=== Begin Enclosure ===
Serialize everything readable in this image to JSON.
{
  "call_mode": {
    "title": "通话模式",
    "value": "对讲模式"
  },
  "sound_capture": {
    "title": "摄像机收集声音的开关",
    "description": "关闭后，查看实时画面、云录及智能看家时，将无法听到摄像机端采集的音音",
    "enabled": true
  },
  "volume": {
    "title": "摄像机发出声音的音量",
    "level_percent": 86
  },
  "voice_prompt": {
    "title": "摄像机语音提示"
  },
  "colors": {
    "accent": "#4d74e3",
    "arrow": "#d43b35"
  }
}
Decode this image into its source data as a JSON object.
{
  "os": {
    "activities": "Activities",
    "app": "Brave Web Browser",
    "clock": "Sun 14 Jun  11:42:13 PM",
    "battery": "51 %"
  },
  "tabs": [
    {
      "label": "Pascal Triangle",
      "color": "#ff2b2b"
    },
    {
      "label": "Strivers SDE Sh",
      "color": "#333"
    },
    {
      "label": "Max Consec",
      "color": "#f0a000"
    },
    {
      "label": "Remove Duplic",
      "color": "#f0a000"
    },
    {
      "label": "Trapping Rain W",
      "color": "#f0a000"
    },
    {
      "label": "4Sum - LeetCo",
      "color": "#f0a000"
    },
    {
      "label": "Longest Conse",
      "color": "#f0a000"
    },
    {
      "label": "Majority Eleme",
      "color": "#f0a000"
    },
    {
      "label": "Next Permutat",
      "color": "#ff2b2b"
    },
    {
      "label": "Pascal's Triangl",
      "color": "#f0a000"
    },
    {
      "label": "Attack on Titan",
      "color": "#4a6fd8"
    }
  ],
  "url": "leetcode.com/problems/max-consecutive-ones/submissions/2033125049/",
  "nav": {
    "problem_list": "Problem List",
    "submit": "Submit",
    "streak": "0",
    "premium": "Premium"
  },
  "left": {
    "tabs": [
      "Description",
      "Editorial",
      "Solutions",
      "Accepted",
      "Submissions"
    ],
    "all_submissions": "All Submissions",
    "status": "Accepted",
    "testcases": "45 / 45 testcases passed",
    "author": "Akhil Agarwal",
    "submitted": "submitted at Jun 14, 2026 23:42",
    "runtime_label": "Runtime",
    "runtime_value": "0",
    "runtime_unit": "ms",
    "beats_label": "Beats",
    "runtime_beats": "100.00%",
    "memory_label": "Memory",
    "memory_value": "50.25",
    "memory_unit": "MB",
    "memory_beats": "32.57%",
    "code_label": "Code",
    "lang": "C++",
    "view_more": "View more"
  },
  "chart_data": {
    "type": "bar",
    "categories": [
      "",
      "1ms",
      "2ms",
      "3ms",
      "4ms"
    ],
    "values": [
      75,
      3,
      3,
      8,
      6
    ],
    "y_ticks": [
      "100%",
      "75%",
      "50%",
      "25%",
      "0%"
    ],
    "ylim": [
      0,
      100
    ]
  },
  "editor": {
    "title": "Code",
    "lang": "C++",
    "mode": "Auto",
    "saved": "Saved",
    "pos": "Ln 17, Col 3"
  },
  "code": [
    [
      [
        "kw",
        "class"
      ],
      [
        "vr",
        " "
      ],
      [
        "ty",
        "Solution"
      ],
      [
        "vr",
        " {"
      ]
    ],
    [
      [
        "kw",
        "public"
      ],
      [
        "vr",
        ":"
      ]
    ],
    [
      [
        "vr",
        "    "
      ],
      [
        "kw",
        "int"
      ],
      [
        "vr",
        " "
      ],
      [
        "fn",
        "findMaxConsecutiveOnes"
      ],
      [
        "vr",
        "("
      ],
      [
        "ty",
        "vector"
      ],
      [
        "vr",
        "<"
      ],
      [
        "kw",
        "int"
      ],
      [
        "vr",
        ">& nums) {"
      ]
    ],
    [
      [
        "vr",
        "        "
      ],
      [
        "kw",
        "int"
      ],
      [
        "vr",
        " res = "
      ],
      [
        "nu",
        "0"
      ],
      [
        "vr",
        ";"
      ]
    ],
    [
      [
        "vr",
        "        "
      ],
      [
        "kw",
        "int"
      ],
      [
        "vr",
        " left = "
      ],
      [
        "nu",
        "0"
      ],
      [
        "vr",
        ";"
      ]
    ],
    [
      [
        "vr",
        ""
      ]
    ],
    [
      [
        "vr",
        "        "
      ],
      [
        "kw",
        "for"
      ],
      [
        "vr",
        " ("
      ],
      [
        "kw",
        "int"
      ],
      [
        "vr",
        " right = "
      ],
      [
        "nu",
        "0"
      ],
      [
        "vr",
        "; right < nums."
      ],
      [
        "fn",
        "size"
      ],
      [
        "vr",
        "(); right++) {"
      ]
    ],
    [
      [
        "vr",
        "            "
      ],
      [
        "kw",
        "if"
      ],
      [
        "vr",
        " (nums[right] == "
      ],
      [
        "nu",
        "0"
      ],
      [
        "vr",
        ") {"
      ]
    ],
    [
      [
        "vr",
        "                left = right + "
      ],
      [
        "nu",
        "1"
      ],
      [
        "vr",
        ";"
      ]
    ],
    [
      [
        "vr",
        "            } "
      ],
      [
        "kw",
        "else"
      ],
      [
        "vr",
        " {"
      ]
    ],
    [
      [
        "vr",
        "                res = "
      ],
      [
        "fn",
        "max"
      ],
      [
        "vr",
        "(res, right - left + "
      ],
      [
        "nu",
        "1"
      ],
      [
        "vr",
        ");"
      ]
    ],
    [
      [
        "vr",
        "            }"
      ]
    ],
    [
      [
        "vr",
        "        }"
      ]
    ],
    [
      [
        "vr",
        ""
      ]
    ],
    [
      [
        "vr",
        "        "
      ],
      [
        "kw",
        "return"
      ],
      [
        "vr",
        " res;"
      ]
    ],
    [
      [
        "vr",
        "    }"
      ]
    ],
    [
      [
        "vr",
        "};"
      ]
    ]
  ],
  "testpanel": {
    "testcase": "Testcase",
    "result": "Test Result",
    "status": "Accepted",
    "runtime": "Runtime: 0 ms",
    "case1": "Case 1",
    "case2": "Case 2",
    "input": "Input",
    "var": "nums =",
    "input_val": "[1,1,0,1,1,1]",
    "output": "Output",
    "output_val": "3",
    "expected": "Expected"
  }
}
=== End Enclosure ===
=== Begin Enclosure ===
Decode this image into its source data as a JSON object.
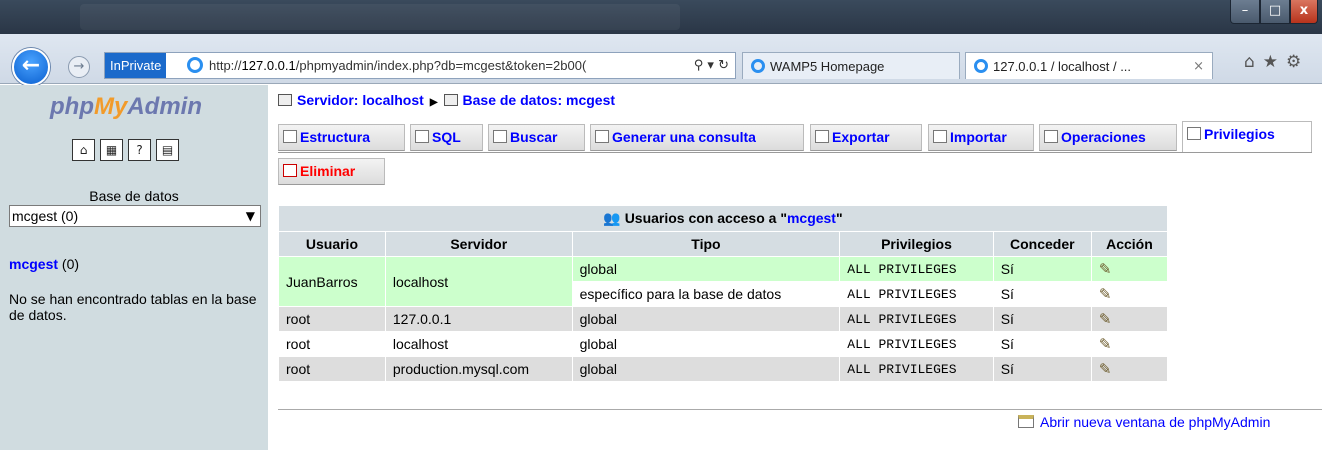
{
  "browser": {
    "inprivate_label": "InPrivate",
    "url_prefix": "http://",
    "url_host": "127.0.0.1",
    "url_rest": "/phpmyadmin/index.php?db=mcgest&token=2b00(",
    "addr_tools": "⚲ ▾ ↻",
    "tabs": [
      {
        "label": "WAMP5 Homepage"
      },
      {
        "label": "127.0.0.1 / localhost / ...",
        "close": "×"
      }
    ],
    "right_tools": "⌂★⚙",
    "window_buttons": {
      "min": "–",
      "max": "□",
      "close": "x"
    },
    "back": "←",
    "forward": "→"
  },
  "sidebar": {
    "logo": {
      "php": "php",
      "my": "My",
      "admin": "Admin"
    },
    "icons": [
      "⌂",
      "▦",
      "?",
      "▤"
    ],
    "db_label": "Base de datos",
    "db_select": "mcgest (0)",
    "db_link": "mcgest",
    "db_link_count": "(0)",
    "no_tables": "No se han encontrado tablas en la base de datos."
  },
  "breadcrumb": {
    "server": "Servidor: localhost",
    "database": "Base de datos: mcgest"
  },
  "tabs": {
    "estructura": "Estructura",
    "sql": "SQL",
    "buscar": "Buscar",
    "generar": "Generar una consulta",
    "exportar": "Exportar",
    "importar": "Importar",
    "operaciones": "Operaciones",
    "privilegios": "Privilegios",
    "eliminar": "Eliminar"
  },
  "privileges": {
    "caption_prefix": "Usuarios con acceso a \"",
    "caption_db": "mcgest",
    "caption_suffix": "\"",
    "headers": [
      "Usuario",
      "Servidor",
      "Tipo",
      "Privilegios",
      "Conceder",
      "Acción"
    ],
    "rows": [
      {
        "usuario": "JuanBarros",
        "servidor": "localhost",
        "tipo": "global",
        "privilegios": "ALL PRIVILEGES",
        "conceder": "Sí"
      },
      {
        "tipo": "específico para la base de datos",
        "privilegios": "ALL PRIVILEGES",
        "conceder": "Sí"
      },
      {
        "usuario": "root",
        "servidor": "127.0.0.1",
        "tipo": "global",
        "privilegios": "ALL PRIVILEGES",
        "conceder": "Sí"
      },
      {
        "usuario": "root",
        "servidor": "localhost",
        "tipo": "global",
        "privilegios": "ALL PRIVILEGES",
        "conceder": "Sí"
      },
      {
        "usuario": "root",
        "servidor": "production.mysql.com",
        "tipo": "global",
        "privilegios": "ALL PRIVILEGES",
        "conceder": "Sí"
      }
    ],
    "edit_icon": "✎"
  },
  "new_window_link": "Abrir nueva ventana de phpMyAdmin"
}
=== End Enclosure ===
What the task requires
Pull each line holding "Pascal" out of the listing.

Exercise response
      "label": "Pascal Triangle",
      "label": "Pascal's Triangl",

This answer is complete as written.